It's really the same thing. You pick something that looks risky and where smart people want to work on it, and you back them, even if they have setbacks. You have metrics, and you try to understand what their needs are so the stuff you're backing will have huge impact if it succeeds. The kind of conversations we have on a malaria vaccine or financial services for the poor—those are a lot like Microsoft R&D discussions. I have to learn about cassava and sorghum and all sorts of immune-system things, health things, in order to make sure we are backing the right possibilities out there. But it's very R&D-intensive. That's partly why the foundation sees one of its unique contributions as bringing the background that Melinda and I have in technology. You can make big breakthroughs that you hadn't expected.
What's an example of one of those?
I didn't know anything about vaccines before I got involved in foundation work. Now we've got this pneumococcus and rotavirus vaccine, and between them you can save more than 10 percent of the children who die—that's more than half a million children a year. We just need to get those vaccinations out, and then we need to invent some more. We're about 10 vaccinations short of utterly changing health on a global basis. Some will take a long time. With the malaria vaccine, we have one in phase-three trial, but it's not perfect. It will take a lot of time.

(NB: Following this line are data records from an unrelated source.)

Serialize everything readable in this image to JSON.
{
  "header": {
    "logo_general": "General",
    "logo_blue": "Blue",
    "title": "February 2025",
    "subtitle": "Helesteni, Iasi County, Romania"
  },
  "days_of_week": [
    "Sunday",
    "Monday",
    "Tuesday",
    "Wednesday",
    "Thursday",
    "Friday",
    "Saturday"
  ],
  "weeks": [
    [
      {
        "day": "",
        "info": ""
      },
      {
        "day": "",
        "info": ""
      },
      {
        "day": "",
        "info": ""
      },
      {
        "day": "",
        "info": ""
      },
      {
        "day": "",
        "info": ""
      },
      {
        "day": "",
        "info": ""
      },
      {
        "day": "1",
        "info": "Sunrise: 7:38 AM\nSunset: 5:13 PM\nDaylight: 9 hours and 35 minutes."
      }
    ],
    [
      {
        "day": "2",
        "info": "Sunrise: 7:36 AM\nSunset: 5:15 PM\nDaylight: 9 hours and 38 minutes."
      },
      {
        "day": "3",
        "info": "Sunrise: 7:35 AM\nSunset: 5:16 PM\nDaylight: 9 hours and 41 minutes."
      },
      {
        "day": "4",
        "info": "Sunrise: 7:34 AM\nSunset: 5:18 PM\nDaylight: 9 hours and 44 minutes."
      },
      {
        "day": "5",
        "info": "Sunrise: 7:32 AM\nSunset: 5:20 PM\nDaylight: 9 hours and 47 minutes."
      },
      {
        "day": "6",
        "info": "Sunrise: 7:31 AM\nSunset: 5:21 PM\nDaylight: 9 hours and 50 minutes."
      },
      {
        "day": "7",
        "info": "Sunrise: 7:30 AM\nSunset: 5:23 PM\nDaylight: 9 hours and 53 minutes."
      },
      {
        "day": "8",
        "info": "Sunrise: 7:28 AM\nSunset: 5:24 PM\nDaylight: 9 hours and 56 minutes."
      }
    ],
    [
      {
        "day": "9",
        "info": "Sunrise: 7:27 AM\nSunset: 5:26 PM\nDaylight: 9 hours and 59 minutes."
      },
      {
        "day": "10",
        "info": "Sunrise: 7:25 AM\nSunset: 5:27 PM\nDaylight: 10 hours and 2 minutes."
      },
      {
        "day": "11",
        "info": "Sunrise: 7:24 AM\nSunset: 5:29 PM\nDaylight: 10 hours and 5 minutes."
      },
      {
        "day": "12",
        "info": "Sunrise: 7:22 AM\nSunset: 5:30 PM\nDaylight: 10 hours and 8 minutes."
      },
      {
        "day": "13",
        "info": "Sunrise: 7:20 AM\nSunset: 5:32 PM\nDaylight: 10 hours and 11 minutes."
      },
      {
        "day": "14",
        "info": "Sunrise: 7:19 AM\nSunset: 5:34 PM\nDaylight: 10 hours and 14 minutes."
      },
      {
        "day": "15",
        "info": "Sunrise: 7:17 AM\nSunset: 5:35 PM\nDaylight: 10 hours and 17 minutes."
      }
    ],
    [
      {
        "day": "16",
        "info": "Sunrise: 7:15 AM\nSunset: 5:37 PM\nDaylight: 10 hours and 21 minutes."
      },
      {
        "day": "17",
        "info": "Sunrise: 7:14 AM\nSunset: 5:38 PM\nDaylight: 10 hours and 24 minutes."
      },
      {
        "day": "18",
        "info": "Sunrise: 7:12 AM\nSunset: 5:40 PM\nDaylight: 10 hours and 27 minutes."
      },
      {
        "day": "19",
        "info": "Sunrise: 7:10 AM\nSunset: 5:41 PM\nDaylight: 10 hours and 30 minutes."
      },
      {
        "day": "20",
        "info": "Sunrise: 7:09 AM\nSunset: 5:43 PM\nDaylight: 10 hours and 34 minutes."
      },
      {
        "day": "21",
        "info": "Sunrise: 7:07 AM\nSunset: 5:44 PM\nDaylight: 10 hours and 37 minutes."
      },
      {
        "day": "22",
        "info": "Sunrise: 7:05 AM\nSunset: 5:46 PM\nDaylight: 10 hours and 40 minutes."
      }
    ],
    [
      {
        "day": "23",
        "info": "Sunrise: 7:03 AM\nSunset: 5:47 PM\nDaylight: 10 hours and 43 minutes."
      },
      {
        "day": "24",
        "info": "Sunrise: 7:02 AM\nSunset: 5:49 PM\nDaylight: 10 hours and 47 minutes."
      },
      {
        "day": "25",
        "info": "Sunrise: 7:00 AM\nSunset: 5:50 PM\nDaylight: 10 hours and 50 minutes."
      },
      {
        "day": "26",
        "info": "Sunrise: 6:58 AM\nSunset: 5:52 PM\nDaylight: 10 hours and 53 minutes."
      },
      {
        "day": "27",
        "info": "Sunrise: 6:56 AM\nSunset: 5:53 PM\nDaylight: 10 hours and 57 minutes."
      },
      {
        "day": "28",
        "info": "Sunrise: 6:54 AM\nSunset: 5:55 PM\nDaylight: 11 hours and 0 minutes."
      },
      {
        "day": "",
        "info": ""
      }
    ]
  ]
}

One of your goals is to eliminate malaria. So far you've been distributing bed nets and insecticide, and those have been a big help. But what else needs to happen, and how far off is the goal of completely wiping out malaria?
Bed nets and indoor spraying have cut the disease burden by more than half, and that's gigantic. But those tools alone won't allow you to do elimination. You have to have new drugs, or probably a vaccine. You may remember Nathan Myhrvold from Microsoft. He has a gathering of scientists now who do mostly for-profit work, but they also do a lot of purely philanthropic things. One is they have an unbelievable team to do disease modeling. Malaria is the first focus of that. To model what it takes in various countries to get elimination. Could we just give everyone drugs for a year? Or do we have to have new insecticides? We can shrink the disease map, but without breakthrough tools, we can only do disease reduction. It's another example where in this case, it's pure software that could allow us to affect the human condition.